          The I.S., or Inderland Security, didn’t like me.  Since having quit their lame-ass worldwide police force last year, Ivy, Jenks and I had been showing up the Cincinnati division with a pleasant regularity.  They weren’t idiots, but I attracted trouble that just begged me to beat it into submission.  It didn’t help that the media loved printing stuff about me, either, if only to feed the animosity and sell papers.
          Minias cleared his throat as we approached, and my mother halted in surprise.  Clasping his hands innocently before him, the demon smiled.  From outside came an increase in conversation at the approaching cruisers.  The jitters started, and Jenks slipped between me and my scarf with that paperclip still in his grip.  He was shivering, too, but I knew it was from the cold, not fear.
          “Banish your demon, Rachel, so we can get our coffee,” my mother said as if he was a nuisance, like fairies in her garden.  “It’s almost six.  There will be a line if we don’t hurry.”
          The clerk steadied herself against a counter.  “I called the I.S!  You can’t go.  Don’t you let them go!” she screamed at the watching people, but thankfully none came in.  “You belong in jail!  All of you!  Look at my shop.  Look at my shop!”
          “Put a cork in it, Patricia!” my mother said.  “You have insurance.”  Coyly touching her hair, she turned to Minias.  “You’re nice looking—for a demon.”
          Minias blinked, and I sighed as a contriving smile curved over his face and his bow made my mom titter like a schoolgirl.  The conversations at the broken window shifted, and when I looked at the street and the sound of approaching cruisers, someone’s camera phone flashed.  Oooooh, better and better.
          Licking my lips, I turned to Minias.  “Demon, I demand that you depart—” I started.
          Minias stepped to the edge of the barrier, so close smoke curled up where his robe touched it.  “Rachel Mariana Morgan, you’re in danger.”
          “Tell us something we don’t know, moss wipe,” Jenks muttered from my shoulder.
          “I’m in danger?” I said snidely, feeling better now that he was behind a circle.  “Gee, you think?  Why is Al out of jail?  You told me he was in custody!  He attacked me!” I shouted, pointing to the destroyed shop.  “He broke our agreement!  What are you going to do about it!”
           Minias’s eye twitched and the barest rasp gave away his slippers scuffing the floor.  “Someone is summoning him out of confinement.  It’s in your best interest to help us.”
          “Rache,” Jenks complained.  “It’s cold and the I.S. is almost here.  Get rid of him before they make us fill out paperwork until the sun goes nova.”
          I rocked back on my heels.  Yeah.  Like I was going to help a demon?  My reputation was bad enough.
          Seeing me ready to banish him, Minias shook his head.  “We can’t contain him without your help.  He will kill you, and with no one alive to file a complaint, he’ll get away with it.”
          A chill ran through me at the certainty in his voice.  Worried, I glanced at the people at the window, then looked over the store.  Not much was standing.  Outside, traffic began to move as the amber and blue lights of an I.S. car started playing over the buildings.  My gaze fell on my mom and I cringed.  I could usually keep the more lethal aspects of my job from her, but this time . . .
          “Better listen,” she said, shocking the hell out of me, then clacked her heels smartly as she went to intercept the clerk’s dash to the street.

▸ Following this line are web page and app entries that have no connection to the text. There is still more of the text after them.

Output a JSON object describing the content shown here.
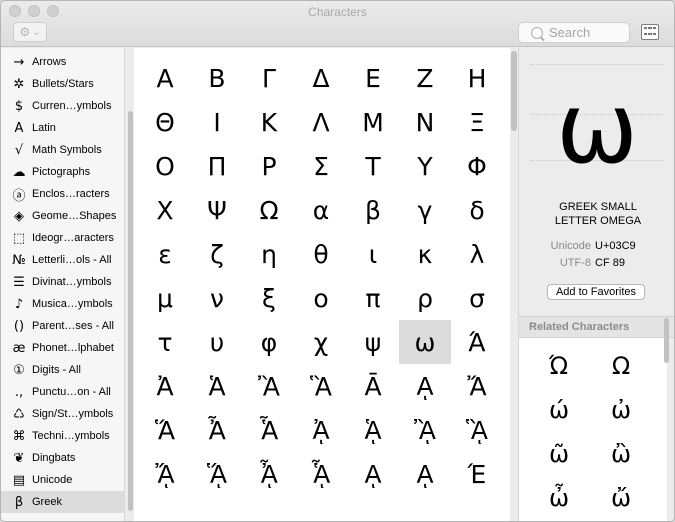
{
  "window": {
    "title": "Characters"
  },
  "toolbar": {
    "gear_label": "⚙",
    "gear_chevron": "⌄",
    "search_placeholder": "Search"
  },
  "sidebar": {
    "items": [
      {
        "icon": "→",
        "label": "Arrows",
        "icon_name": "arrow-icon"
      },
      {
        "icon": "✲",
        "label": "Bullets/Stars",
        "icon_name": "star-icon"
      },
      {
        "icon": "$",
        "label": "Curren…ymbols",
        "icon_name": "dollar-icon"
      },
      {
        "icon": "A",
        "label": "Latin",
        "icon_name": "latin-a-icon"
      },
      {
        "icon": "√",
        "label": "Math Symbols",
        "icon_name": "sqrt-icon"
      },
      {
        "icon": "☁",
        "label": "Pictographs",
        "icon_name": "cloud-icon"
      },
      {
        "icon": "ⓐ",
        "label": "Enclos…racters",
        "icon_name": "circled-a-icon"
      },
      {
        "icon": "◈",
        "label": "Geome…Shapes",
        "icon_name": "diamond-icon"
      },
      {
        "icon": "⬚",
        "label": "Ideogr…aracters",
        "icon_name": "dashed-box-icon"
      },
      {
        "icon": "№",
        "label": "Letterli…ols - All",
        "icon_name": "numero-icon"
      },
      {
        "icon": "☰",
        "label": "Divinat…ymbols",
        "icon_name": "trigram-icon"
      },
      {
        "icon": "♪",
        "label": "Musica…ymbols",
        "icon_name": "music-note-icon"
      },
      {
        "icon": "()",
        "label": "Parent…ses - All",
        "icon_name": "parentheses-icon"
      },
      {
        "icon": "æ",
        "label": "Phonet…lphabet",
        "icon_name": "ae-icon"
      },
      {
        "icon": "①",
        "label": "Digits - All",
        "icon_name": "digit-icon"
      },
      {
        "icon": ".,",
        "label": "Punctu…on - All",
        "icon_name": "punctuation-icon"
      },
      {
        "icon": "♺",
        "label": "Sign/St…ymbols",
        "icon_name": "recycle-icon"
      },
      {
        "icon": "⌘",
        "label": "Techni…ymbols",
        "icon_name": "command-icon"
      },
      {
        "icon": "❦",
        "label": "Dingbats",
        "icon_name": "dingbat-icon"
      },
      {
        "icon": "▤",
        "label": "Unicode",
        "icon_name": "unicode-icon"
      },
      {
        "icon": "β",
        "label": "Greek",
        "icon_name": "beta-icon",
        "selected": true
      }
    ]
  },
  "grid": {
    "rows": [
      [
        "Α",
        "Β",
        "Γ",
        "Δ",
        "Ε",
        "Ζ",
        "Η"
      ],
      [
        "Θ",
        "Ι",
        "Κ",
        "Λ",
        "Μ",
        "Ν",
        "Ξ"
      ],
      [
        "Ο",
        "Π",
        "Ρ",
        "Σ",
        "Τ",
        "Υ",
        "Φ"
      ],
      [
        "Χ",
        "Ψ",
        "Ω",
        "α",
        "β",
        "γ",
        "δ"
      ],
      [
        "ε",
        "ζ",
        "η",
        "θ",
        "ι",
        "κ",
        "λ"
      ],
      [
        "μ",
        "ν",
        "ξ",
        "ο",
        "π",
        "ρ",
        "σ"
      ],
      [
        "τ",
        "υ",
        "φ",
        "χ",
        "ψ",
        "ω",
        "Ά"
      ],
      [
        "Ἀ",
        "Ἁ",
        "Ἂ",
        "Ἃ",
        "Ᾱ",
        "ᾼ",
        "Ἄ"
      ],
      [
        "Ἅ",
        "Ἆ",
        "Ἇ",
        "ᾈ",
        "ᾉ",
        "ᾊ",
        "ᾋ"
      ],
      [
        "ᾌ",
        "ᾍ",
        "ᾎ",
        "ᾏ",
        "ᾼ",
        "ᾼ",
        "Έ"
      ]
    ],
    "selected": [
      6,
      5
    ]
  },
  "detail": {
    "glyph": "ω",
    "name_line1": "GREEK SMALL",
    "name_line2": "LETTER OMEGA",
    "unicode_label": "Unicode",
    "unicode_value": "U+03C9",
    "utf8_label": "UTF-8",
    "utf8_value": "CF 89",
    "favorites_button": "Add to Favorites",
    "related_header": "Related Characters",
    "related": [
      [
        "Ώ",
        "Ω"
      ],
      [
        "ώ",
        "ὠ"
      ],
      [
        "ῶ",
        "ὢ"
      ],
      [
        "ὦ",
        "ὤ"
      ]
    ]
  }
}
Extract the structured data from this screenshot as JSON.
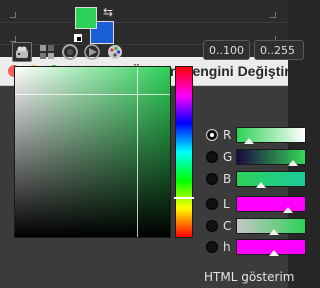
{
  "dialog": {
    "title": "Önalan Rengini Değiştir",
    "range_buttons": [
      "0..100",
      "0..255"
    ],
    "channels": [
      {
        "key": "r",
        "label": "R",
        "selected": true,
        "gradient": [
          "#2ed158",
          "#ffffff"
        ],
        "level": 0.18
      },
      {
        "key": "g",
        "label": "G",
        "selected": false,
        "gradient": [
          "#1a0840",
          "#35d858"
        ],
        "level": 0.82
      },
      {
        "key": "b",
        "label": "B",
        "selected": false,
        "gradient": [
          "#2ed158",
          "#1acb9a"
        ],
        "level": 0.35
      },
      {
        "key": "l",
        "label": "L",
        "selected": false,
        "gradient": [
          "#ff00ff",
          "#ff00ff"
        ],
        "level": 0.75
      },
      {
        "key": "c",
        "label": "C",
        "selected": false,
        "gradient": [
          "#c6c6c6",
          "#2ed158"
        ],
        "level": 0.55
      },
      {
        "key": "h",
        "label": "h",
        "selected": false,
        "gradient": [
          "#ff00ff",
          "#ff00ff"
        ],
        "level": 0.55
      }
    ],
    "html_notation_label": "HTML gösterim",
    "colors": {
      "foreground": "#2ed158",
      "background": "#1a5fd8"
    }
  },
  "selector_tabs": [
    {
      "name": "tab-gimp-selector",
      "active": true
    },
    {
      "name": "tab-cmyk-selector",
      "active": false
    },
    {
      "name": "tab-wheel-selector",
      "active": false
    },
    {
      "name": "tab-triangle-selector",
      "active": false
    },
    {
      "name": "tab-watercolor-selector",
      "active": false
    }
  ]
}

[. . .]

 To Top

 

Revised:   07/01/2015     Copyright 2007 by Kim Harrison.  All rights reserved.